Exercise prompt: In your copy, repeat each record exactly and include no pictures.

[Saved entries]
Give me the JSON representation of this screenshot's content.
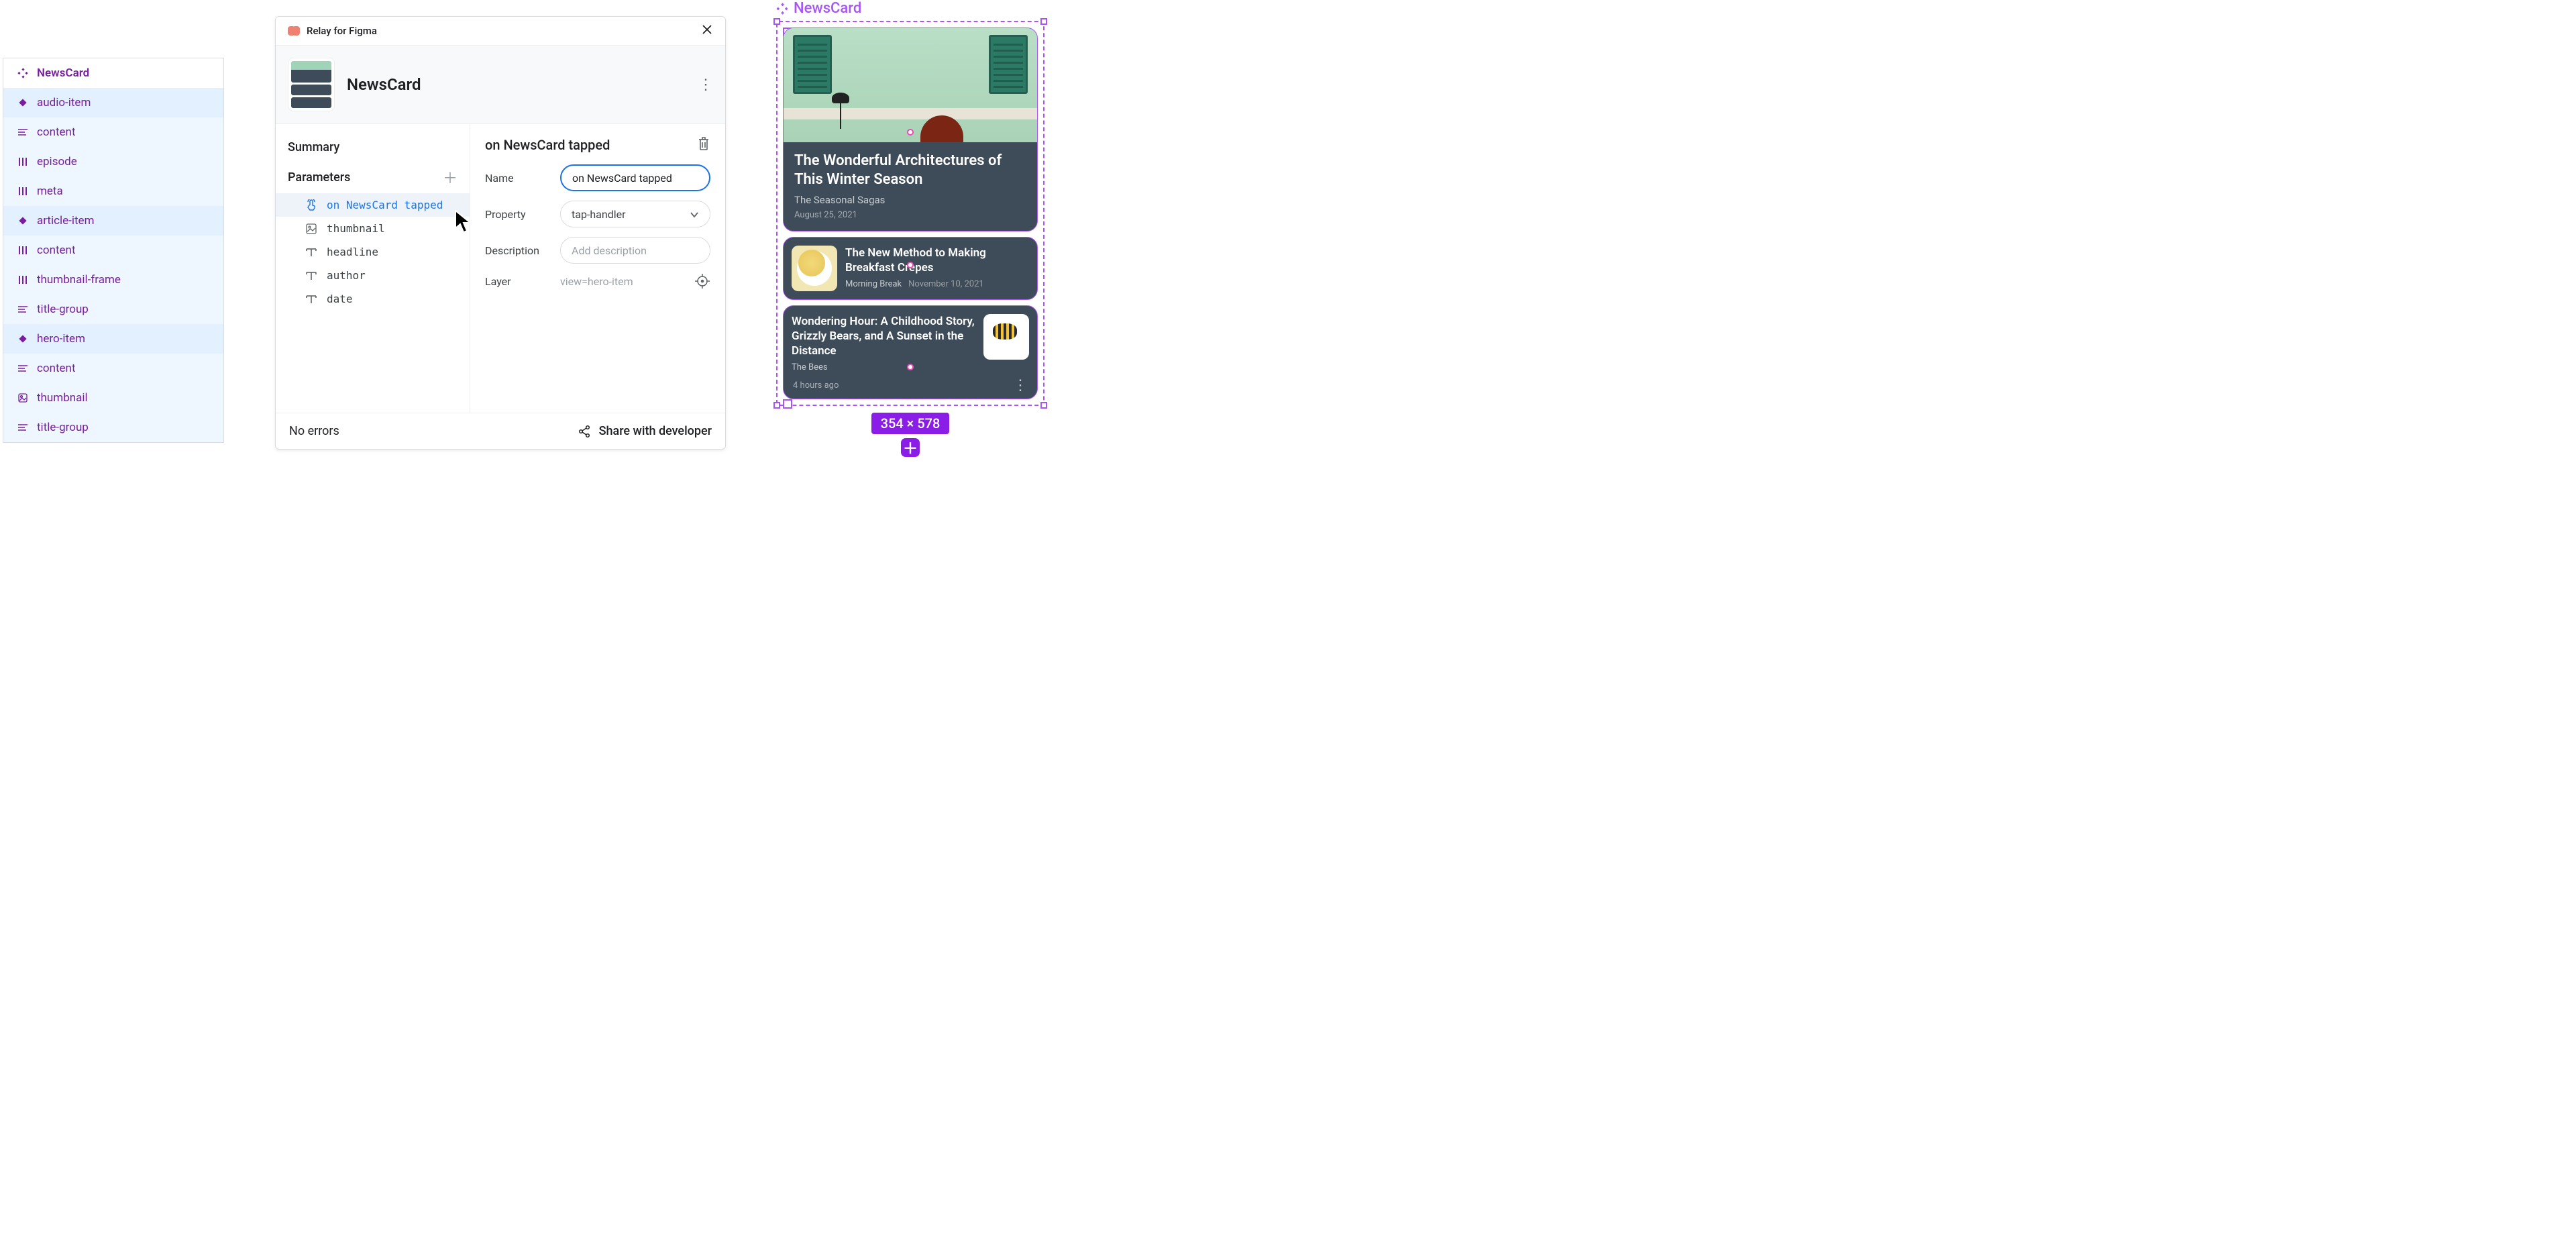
{
  "layers": {
    "component": "NewsCard",
    "items": [
      {
        "label": "audio-item",
        "icon": "diamond",
        "indent": 2,
        "selected": true
      },
      {
        "label": "content",
        "icon": "lines",
        "indent": 3,
        "selected": false
      },
      {
        "label": "episode",
        "icon": "bars",
        "indent": 4,
        "selected": false
      },
      {
        "label": "meta",
        "icon": "bars",
        "indent": 4,
        "selected": false
      },
      {
        "label": "article-item",
        "icon": "diamond",
        "indent": 2,
        "selected": true
      },
      {
        "label": "content",
        "icon": "bars",
        "indent": 3,
        "selected": false
      },
      {
        "label": "thumbnail-frame",
        "icon": "bars",
        "indent": 4,
        "selected": false
      },
      {
        "label": "title-group",
        "icon": "lines",
        "indent": 4,
        "selected": false
      },
      {
        "label": "hero-item",
        "icon": "diamond",
        "indent": 2,
        "selected": true
      },
      {
        "label": "content",
        "icon": "lines",
        "indent": 3,
        "selected": false
      },
      {
        "label": "thumbnail",
        "icon": "image",
        "indent": 4,
        "selected": false
      },
      {
        "label": "title-group",
        "icon": "lines",
        "indent": 4,
        "selected": false
      }
    ]
  },
  "plugin": {
    "title": "Relay for Figma",
    "component": "NewsCard",
    "left": {
      "summary": "Summary",
      "parameters": "Parameters",
      "params": [
        {
          "name": "on NewsCard tapped",
          "icon": "tap",
          "selected": true
        },
        {
          "name": "thumbnail",
          "icon": "image",
          "selected": false
        },
        {
          "name": "headline",
          "icon": "text",
          "selected": false
        },
        {
          "name": "author",
          "icon": "text",
          "selected": false
        },
        {
          "name": "date",
          "icon": "text",
          "selected": false
        }
      ]
    },
    "right": {
      "heading": "on NewsCard tapped",
      "name_label": "Name",
      "name_value": "on NewsCard tapped",
      "property_label": "Property",
      "property_value": "tap-handler",
      "description_label": "Description",
      "description_placeholder": "Add description",
      "layer_label": "Layer",
      "layer_value": "view=hero-item"
    },
    "footer": {
      "status": "No errors",
      "share": "Share with developer"
    }
  },
  "canvas": {
    "label": "NewsCard",
    "hero": {
      "headline": "The Wonderful Architectures of This Winter Season",
      "author": "The Seasonal Sagas",
      "date": "August 25, 2021"
    },
    "mid": {
      "headline": "The New Method to Making Breakfast Crepes",
      "author": "Morning Break",
      "date": "November 10, 2021"
    },
    "last": {
      "headline": "Wondering Hour: A Childhood Story, Grizzly Bears, and A Sunset in the Distance",
      "author": "The Bees",
      "date": "4 hours ago"
    },
    "dims": "354 × 578"
  }
}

Solution for this exercise:
Give me the JSON representation of this screenshot's content.
{
  "layers": {
    "component": "NewsCard",
    "items": [
      {
        "label": "audio-item",
        "icon": "diamond",
        "indent": 2,
        "selected": true
      },
      {
        "label": "content",
        "icon": "lines",
        "indent": 3,
        "selected": false
      },
      {
        "label": "episode",
        "icon": "bars",
        "indent": 4,
        "selected": false
      },
      {
        "label": "meta",
        "icon": "bars",
        "indent": 4,
        "selected": false
      },
      {
        "label": "article-item",
        "icon": "diamond",
        "indent": 2,
        "selected": true
      },
      {
        "label": "content",
        "icon": "bars",
        "indent": 3,
        "selected": false
      },
      {
        "label": "thumbnail-frame",
        "icon": "bars",
        "indent": 4,
        "selected": false
      },
      {
        "label": "title-group",
        "icon": "lines",
        "indent": 4,
        "selected": false
      },
      {
        "label": "hero-item",
        "icon": "diamond",
        "indent": 2,
        "selected": true
      },
      {
        "label": "content",
        "icon": "lines",
        "indent": 3,
        "selected": false
      },
      {
        "label": "thumbnail",
        "icon": "image",
        "indent": 4,
        "selected": false
      },
      {
        "label": "title-group",
        "icon": "lines",
        "indent": 4,
        "selected": false
      }
    ]
  },
  "plugin": {
    "title": "Relay for Figma",
    "component": "NewsCard",
    "left": {
      "summary": "Summary",
      "parameters": "Parameters",
      "params": [
        {
          "name": "on NewsCard tapped",
          "icon": "tap",
          "selected": true
        },
        {
          "name": "thumbnail",
          "icon": "image",
          "selected": false
        },
        {
          "name": "headline",
          "icon": "text",
          "selected": false
        },
        {
          "name": "author",
          "icon": "text",
          "selected": false
        },
        {
          "name": "date",
          "icon": "text",
          "selected": false
        }
      ]
    },
    "right": {
      "heading": "on NewsCard tapped",
      "name_label": "Name",
      "name_value": "on NewsCard tapped",
      "property_label": "Property",
      "property_value": "tap-handler",
      "description_label": "Description",
      "description_placeholder": "Add description",
      "layer_label": "Layer",
      "layer_value": "view=hero-item"
    },
    "footer": {
      "status": "No errors",
      "share": "Share with developer"
    }
  },
  "canvas": {
    "label": "NewsCard",
    "hero": {
      "headline": "The Wonderful Architectures of This Winter Season",
      "author": "The Seasonal Sagas",
      "date": "August 25, 2021"
    },
    "mid": {
      "headline": "The New Method to Making Breakfast Crepes",
      "author": "Morning Break",
      "date": "November 10, 2021"
    },
    "last": {
      "headline": "Wondering Hour: A Childhood Story, Grizzly Bears, and A Sunset in the Distance",
      "author": "The Bees",
      "date": "4 hours ago"
    },
    "dims": "354 × 578"
  }
}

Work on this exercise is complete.